Lyme disease insurance isn’t necessarily something that people are always talking about, but it is an issue that becomes tremendously important to the millions of people who are afflicted with this tick-borne illness.
In Massachusetts, this bill is currently being battled out between patient advocates and insurance companies.
The Lyme disease insurance bill is certainly controversial. If it should pass, it would require long-term insurance coverage for patients who are experiencing the chronic symptoms of the disease, which affects thousands of people throughout the state with every new year. The disease is not only often difficult to diagnose, but it also comes with a broad spectrum of different kinds of symptoms and effects. These can be highly costly to the patients and can be financially detrimental.
There have been many reports of people without Lyme disease insurance who have remortgaged their homes.
These individuals are simply too sick to be able to keep up a steady job and find themselves not only without an income but also facing expenses related to treating the various symptoms. According to Trish McCleary, an advocate for Lyme disease patients and a former Massachusetts Lyme Disease Commission member, “We’ve got people remortgaging their homes. They’re too sick to work.” She believes that if this bill passes, it is “going to put people back to work. It’s going to save lives.”
The bill, entitled “An Act Relative to Lyme Disease Treatment Coverage,” has been filed in the Senate and in the House. It would require that the mandatory coverage for the condition be lengthened in a significant way. Currently, the required insurance coverage is for two to four weeks of antibiotics. The bill calls for treatment regimens that would extend as long as a doctor deems them to be necessary.

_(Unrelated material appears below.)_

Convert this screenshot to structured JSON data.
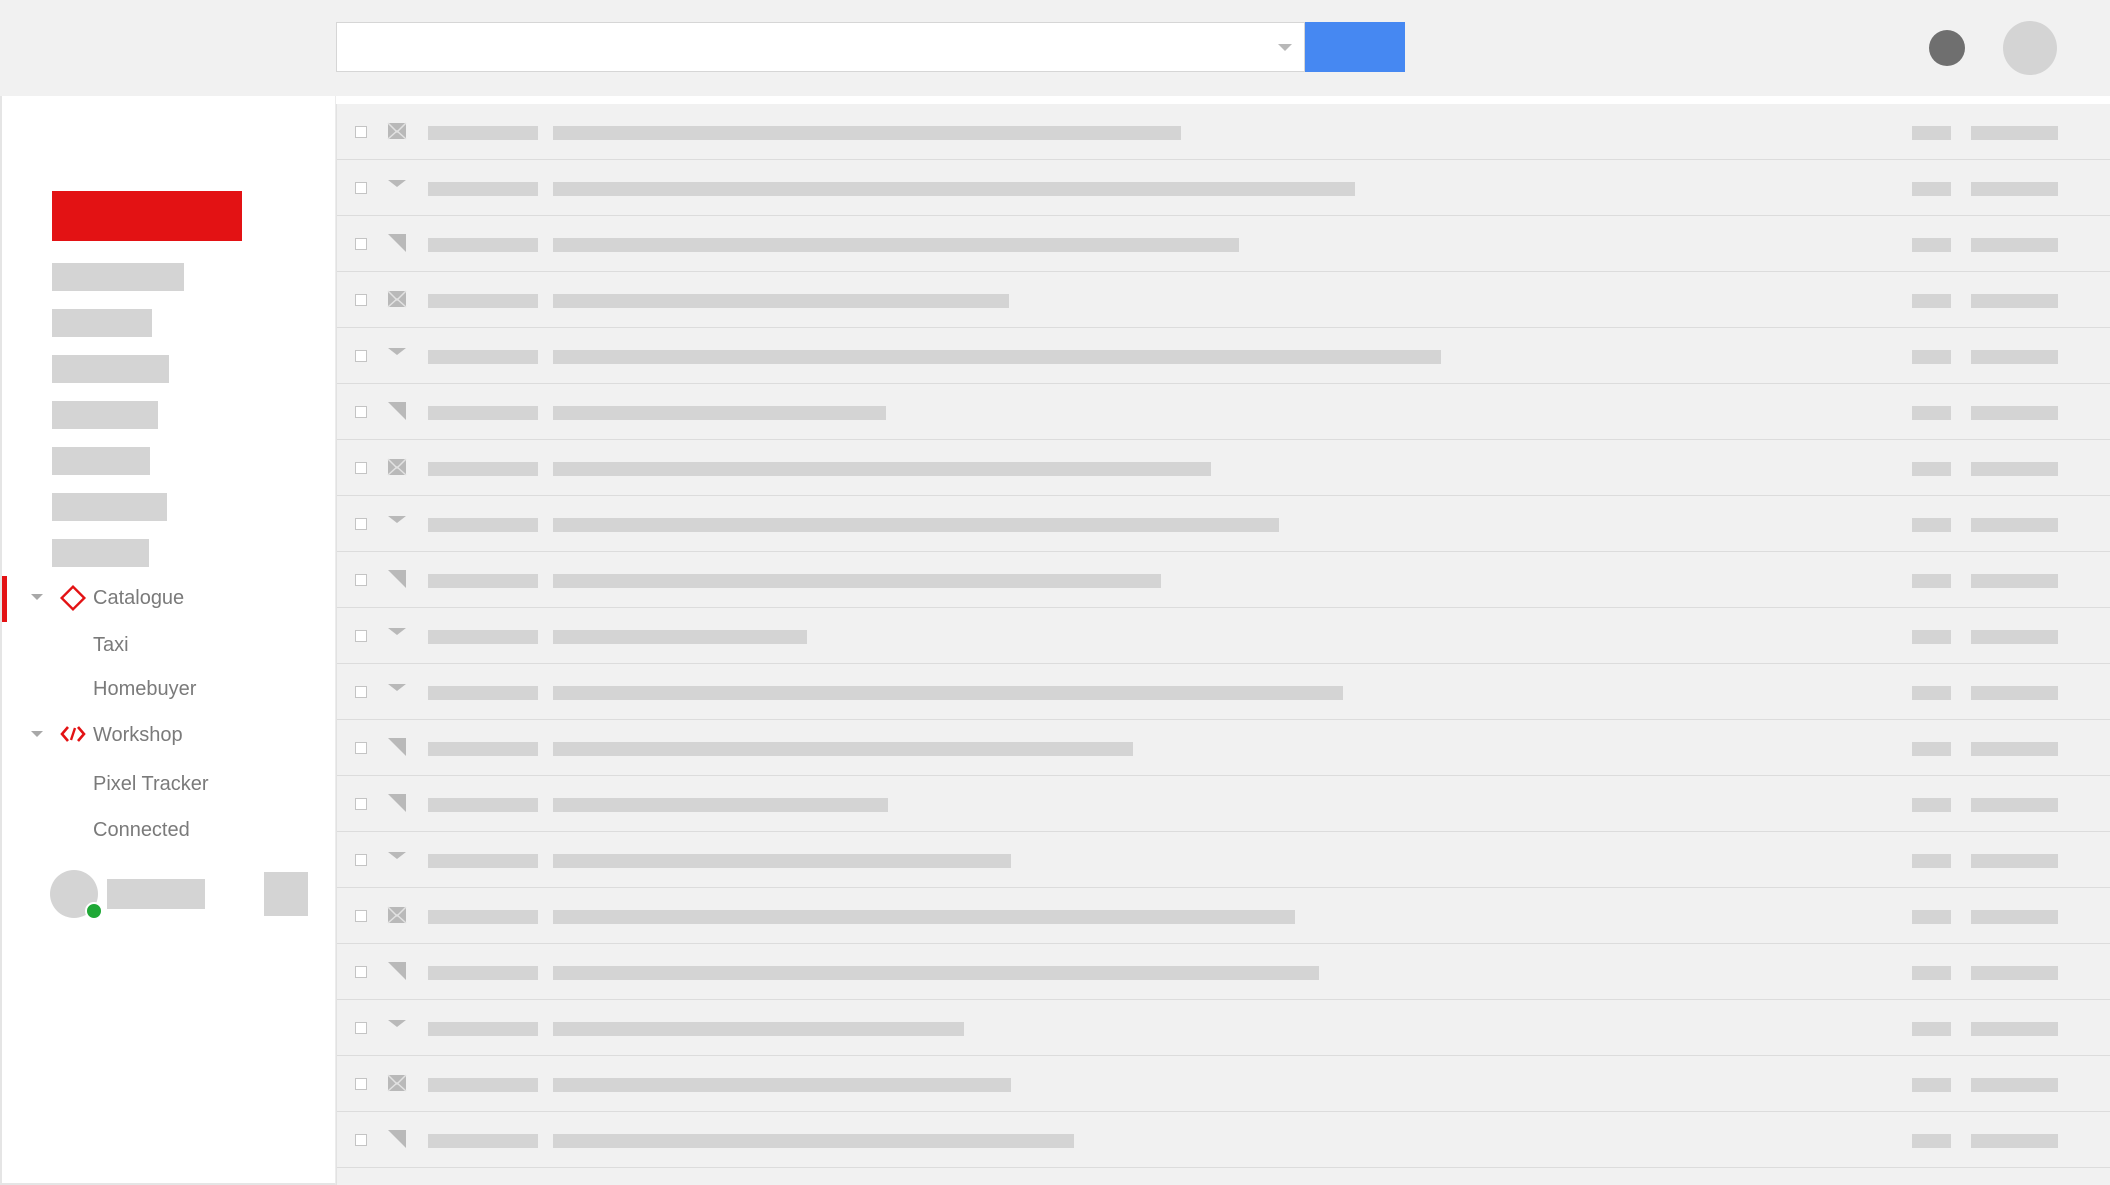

Rep. David Linsky and Senator Anne Gobi have sponsored the Lyme disease insurance legislation, which also boasts 140 co-sponsors and is expected to be decided upon this week. This comes at a time in which the state has reached the second highest incidence of this disease in the United States.